● **Assigned task**
The data below should be duplicated in full, unchanged.

------------------------------------------------

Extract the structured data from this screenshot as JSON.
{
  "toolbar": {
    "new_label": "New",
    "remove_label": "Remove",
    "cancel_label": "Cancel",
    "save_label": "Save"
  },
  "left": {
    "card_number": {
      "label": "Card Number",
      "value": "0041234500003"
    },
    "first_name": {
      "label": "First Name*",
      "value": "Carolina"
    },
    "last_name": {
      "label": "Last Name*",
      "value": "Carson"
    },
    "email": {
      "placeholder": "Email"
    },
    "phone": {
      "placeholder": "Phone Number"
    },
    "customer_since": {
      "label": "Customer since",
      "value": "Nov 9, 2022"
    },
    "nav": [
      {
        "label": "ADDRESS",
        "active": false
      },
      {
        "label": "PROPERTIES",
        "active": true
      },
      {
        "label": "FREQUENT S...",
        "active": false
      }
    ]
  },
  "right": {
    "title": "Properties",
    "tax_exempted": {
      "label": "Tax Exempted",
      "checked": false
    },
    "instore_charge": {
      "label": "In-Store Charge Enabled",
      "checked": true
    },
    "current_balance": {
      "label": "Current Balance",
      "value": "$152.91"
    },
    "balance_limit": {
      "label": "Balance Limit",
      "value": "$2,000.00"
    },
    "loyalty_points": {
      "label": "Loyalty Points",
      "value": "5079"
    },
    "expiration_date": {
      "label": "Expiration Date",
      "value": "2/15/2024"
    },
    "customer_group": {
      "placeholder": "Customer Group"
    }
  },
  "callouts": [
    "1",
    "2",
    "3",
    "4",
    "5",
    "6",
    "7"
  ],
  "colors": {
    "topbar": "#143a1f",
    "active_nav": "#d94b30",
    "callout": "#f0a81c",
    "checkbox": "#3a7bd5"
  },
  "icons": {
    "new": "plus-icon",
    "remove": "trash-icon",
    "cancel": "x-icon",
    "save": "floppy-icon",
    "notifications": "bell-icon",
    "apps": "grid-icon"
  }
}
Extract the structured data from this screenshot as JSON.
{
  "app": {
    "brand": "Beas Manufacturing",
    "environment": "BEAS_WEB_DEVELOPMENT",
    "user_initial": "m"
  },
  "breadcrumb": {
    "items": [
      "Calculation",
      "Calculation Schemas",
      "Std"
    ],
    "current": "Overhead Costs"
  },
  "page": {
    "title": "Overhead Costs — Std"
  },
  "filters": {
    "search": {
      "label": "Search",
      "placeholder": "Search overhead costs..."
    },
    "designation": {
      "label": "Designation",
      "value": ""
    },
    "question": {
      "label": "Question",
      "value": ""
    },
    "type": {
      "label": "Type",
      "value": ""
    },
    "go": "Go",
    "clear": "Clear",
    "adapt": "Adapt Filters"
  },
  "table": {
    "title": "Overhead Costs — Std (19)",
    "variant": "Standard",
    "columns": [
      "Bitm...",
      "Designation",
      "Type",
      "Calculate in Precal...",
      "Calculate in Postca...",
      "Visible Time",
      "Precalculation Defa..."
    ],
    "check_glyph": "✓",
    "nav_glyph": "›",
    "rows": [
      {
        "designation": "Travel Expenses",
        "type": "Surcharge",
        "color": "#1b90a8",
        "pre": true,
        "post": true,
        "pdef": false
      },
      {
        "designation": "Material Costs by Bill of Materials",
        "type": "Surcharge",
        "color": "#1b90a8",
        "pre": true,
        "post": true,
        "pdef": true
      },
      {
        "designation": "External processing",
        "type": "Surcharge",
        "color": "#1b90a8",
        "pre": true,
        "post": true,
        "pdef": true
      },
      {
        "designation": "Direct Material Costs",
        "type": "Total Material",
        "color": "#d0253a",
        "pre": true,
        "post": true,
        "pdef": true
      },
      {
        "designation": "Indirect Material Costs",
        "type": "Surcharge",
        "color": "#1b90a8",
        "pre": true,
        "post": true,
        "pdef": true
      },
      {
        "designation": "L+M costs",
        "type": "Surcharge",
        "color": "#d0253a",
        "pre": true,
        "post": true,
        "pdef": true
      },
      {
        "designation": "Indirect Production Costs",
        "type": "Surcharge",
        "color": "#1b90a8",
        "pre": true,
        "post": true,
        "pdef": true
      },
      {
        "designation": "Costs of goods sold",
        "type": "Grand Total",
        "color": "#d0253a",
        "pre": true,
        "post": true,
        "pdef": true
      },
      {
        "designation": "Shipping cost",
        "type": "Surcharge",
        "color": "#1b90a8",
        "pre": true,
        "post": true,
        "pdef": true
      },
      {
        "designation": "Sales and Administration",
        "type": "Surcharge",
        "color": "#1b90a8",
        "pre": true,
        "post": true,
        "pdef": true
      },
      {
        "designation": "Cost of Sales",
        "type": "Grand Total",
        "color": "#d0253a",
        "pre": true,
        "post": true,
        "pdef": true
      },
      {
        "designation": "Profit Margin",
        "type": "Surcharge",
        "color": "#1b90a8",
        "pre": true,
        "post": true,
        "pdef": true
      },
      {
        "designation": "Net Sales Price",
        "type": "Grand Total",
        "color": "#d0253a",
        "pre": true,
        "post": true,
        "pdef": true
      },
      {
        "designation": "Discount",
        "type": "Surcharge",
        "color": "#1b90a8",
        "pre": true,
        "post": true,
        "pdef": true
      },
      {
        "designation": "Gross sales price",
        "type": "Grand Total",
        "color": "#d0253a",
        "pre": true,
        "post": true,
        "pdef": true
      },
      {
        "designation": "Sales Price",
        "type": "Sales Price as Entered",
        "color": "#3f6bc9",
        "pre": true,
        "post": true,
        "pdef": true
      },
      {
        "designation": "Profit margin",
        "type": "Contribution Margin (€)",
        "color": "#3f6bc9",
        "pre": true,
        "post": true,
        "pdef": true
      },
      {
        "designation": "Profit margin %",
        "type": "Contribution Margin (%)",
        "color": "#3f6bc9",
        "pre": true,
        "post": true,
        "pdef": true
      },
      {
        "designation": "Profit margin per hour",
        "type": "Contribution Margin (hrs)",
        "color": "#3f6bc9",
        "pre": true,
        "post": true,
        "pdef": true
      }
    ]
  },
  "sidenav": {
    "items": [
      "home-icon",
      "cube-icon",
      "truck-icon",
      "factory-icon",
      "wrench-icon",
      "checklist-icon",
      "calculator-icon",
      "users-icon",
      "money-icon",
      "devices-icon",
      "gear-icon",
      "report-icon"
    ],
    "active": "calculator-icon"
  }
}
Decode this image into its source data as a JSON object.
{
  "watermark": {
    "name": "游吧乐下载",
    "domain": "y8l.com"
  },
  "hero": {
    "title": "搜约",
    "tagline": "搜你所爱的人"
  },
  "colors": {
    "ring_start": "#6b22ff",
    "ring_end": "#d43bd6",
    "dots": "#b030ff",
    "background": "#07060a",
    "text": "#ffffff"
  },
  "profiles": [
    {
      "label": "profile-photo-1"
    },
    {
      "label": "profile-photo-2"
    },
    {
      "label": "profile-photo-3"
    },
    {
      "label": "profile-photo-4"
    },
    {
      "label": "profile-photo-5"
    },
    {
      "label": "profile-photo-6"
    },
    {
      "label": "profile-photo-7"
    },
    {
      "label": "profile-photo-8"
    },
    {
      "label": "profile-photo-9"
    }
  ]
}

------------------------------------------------

● **Task solution**
Extract the structured data from this screenshot as JSON.
{
  "toolbar": {
    "new_label": "New",
    "remove_label": "Remove",
    "cancel_label": "Cancel",
    "save_label": "Save"
  },
  "left": {
    "card_number": {
      "label": "Card Number",
      "value": "0041234500003"
    },
    "first_name": {
      "label": "First Name*",
      "value": "Carolina"
    },
    "last_name": {
      "label": "Last Name*",
      "value": "Carson"
    },
    "email": {
      "placeholder": "Email"
    },
    "phone": {
      "placeholder": "Phone Number"
    },
    "customer_since": {
      "label": "Customer since",
      "value": "Nov 9, 2022"
    },
    "nav": [
      {
        "label": "ADDRESS",
        "active": false
      },
      {
        "label": "PROPERTIES",
        "active": true
      },
      {
        "label": "FREQUENT S...",
        "active": false
      }
    ]
  },
  "right": {
    "title": "Properties",
    "tax_exempted": {
      "label": "Tax Exempted",
      "checked": false
    },
    "instore_charge": {
      "label": "In-Store Charge Enabled",
      "checked": true
    },
    "current_balance": {
      "label": "Current Balance",
      "value": "$152.91"
    },
    "balance_limit": {
      "label": "Balance Limit",
      "value": "$2,000.00"
    },
    "loyalty_points": {
      "label": "Loyalty Points",
      "value": "5079"
    },
    "expiration_date": {
      "label": "Expiration Date",
      "value": "2/15/2024"
    },
    "customer_group": {
      "placeholder": "Customer Group"
    }
  },
  "callouts": [
    "1",
    "2",
    "3",
    "4",
    "5",
    "6",
    "7"
  ],
  "colors": {
    "topbar": "#143a1f",
    "active_nav": "#d94b30",
    "callout": "#f0a81c",
    "checkbox": "#3a7bd5"
  },
  "icons": {
    "new": "plus-icon",
    "remove": "trash-icon",
    "cancel": "x-icon",
    "save": "floppy-icon",
    "notifications": "bell-icon",
    "apps": "grid-icon"
  }
}
Extract the structured data from this screenshot as JSON.
{
  "app": {
    "brand": "Beas Manufacturing",
    "environment": "BEAS_WEB_DEVELOPMENT",
    "user_initial": "m"
  },
  "breadcrumb": {
    "items": [
      "Calculation",
      "Calculation Schemas",
      "Std"
    ],
    "current": "Overhead Costs"
  },
  "page": {
    "title": "Overhead Costs — Std"
  },
  "filters": {
    "search": {
      "label": "Search",
      "placeholder": "Search overhead costs..."
    },
    "designation": {
      "label": "Designation",
      "value": ""
    },
    "question": {
      "label": "Question",
      "value": ""
    },
    "type": {
      "label": "Type",
      "value": ""
    },
    "go": "Go",
    "clear": "Clear",
    "adapt": "Adapt Filters"
  },
  "table": {
    "title": "Overhead Costs — Std (19)",
    "variant": "Standard",
    "columns": [
      "Bitm...",
      "Designation",
      "Type",
      "Calculate in Precal...",
      "Calculate in Postca...",
      "Visible Time",
      "Precalculation Defa..."
    ],
    "check_glyph": "✓",
    "nav_glyph": "›",
    "rows": [
      {
        "designation": "Travel Expenses",
        "type": "Surcharge",
        "color": "#1b90a8",
        "pre": true,
        "post": true,
        "pdef": false
      },
      {
        "designation": "Material Costs by Bill of Materials",
        "type": "Surcharge",
        "color": "#1b90a8",
        "pre": true,
        "post": true,
        "pdef": true
      },
      {
        "designation": "External processing",
        "type": "Surcharge",
        "color": "#1b90a8",
        "pre": true,
        "post": true,
        "pdef": true
      },
      {
        "designation": "Direct Material Costs",
        "type": "Total Material",
        "color": "#d0253a",
        "pre": true,
        "post": true,
        "pdef": true
      },
      {
        "designation": "Indirect Material Costs",
        "type": "Surcharge",
        "color": "#1b90a8",
        "pre": true,
        "post": true,
        "pdef": true
      },
      {
        "designation": "L+M costs",
        "type": "Surcharge",
        "color": "#d0253a",
        "pre": true,
        "post": true,
        "pdef": true
      },
      {
        "designation": "Indirect Production Costs",
        "type": "Surcharge",
        "color": "#1b90a8",
        "pre": true,
        "post": true,
        "pdef": true
      },
      {
        "designation": "Costs of goods sold",
        "type": "Grand Total",
        "color": "#d0253a",
        "pre": true,
        "post": true,
        "pdef": true
      },
      {
        "designation": "Shipping cost",
        "type": "Surcharge",
        "color": "#1b90a8",
        "pre": true,
        "post": true,
        "pdef": true
      },
      {
        "designation": "Sales and Administration",
        "type": "Surcharge",
        "color": "#1b90a8",
        "pre": true,
        "post": true,
        "pdef": true
      },
      {
        "designation": "Cost of Sales",
        "type": "Grand Total",
        "color": "#d0253a",
        "pre": true,
        "post": true,
        "pdef": true
      },
      {
        "designation": "Profit Margin",
        "type": "Surcharge",
        "color": "#1b90a8",
        "pre": true,
        "post": true,
        "pdef": true
      },
      {
        "designation": "Net Sales Price",
        "type": "Grand Total",
        "color": "#d0253a",
        "pre": true,
        "post": true,
        "pdef": true
      },
      {
        "designation": "Discount",
        "type": "Surcharge",
        "color": "#1b90a8",
        "pre": true,
        "post": true,
        "pdef": true
      },
      {
        "designation": "Gross sales price",
        "type": "Grand Total",
        "color": "#d0253a",
        "pre": true,
        "post": true,
        "pdef": true
      },
      {
        "designation": "Sales Price",
        "type": "Sales Price as Entered",
        "color": "#3f6bc9",
        "pre": true,
        "post": true,
        "pdef": true
      },
      {
        "designation": "Profit margin",
        "type": "Contribution Margin (€)",
        "color": "#3f6bc9",
        "pre": true,
        "post": true,
        "pdef": true
      },
      {
        "designation": "Profit margin %",
        "type": "Contribution Margin (%)",
        "color": "#3f6bc9",
        "pre": true,
        "post": true,
        "pdef": true
      },
      {
        "designation": "Profit margin per hour",
        "type": "Contribution Margin (hrs)",
        "color": "#3f6bc9",
        "pre": true,
        "post": true,
        "pdef": true
      }
    ]
  },
  "sidenav": {
    "items": [
      "home-icon",
      "cube-icon",
      "truck-icon",
      "factory-icon",
      "wrench-icon",
      "checklist-icon",
      "calculator-icon",
      "users-icon",
      "money-icon",
      "devices-icon",
      "gear-icon",
      "report-icon"
    ],
    "active": "calculator-icon"
  }
}
Decode this image into its source data as a JSON object.
{
  "watermark": {
    "name": "游吧乐下载",
    "domain": "y8l.com"
  },
  "hero": {
    "title": "搜约",
    "tagline": "搜你所爱的人"
  },
  "colors": {
    "ring_start": "#6b22ff",
    "ring_end": "#d43bd6",
    "dots": "#b030ff",
    "background": "#07060a",
    "text": "#ffffff"
  },
  "profiles": [
    {
      "label": "profile-photo-1"
    },
    {
      "label": "profile-photo-2"
    },
    {
      "label": "profile-photo-3"
    },
    {
      "label": "profile-photo-4"
    },
    {
      "label": "profile-photo-5"
    },
    {
      "label": "profile-photo-6"
    },
    {
      "label": "profile-photo-7"
    },
    {
      "label": "profile-photo-8"
    },
    {
      "label": "profile-photo-9"
    }
  ]
}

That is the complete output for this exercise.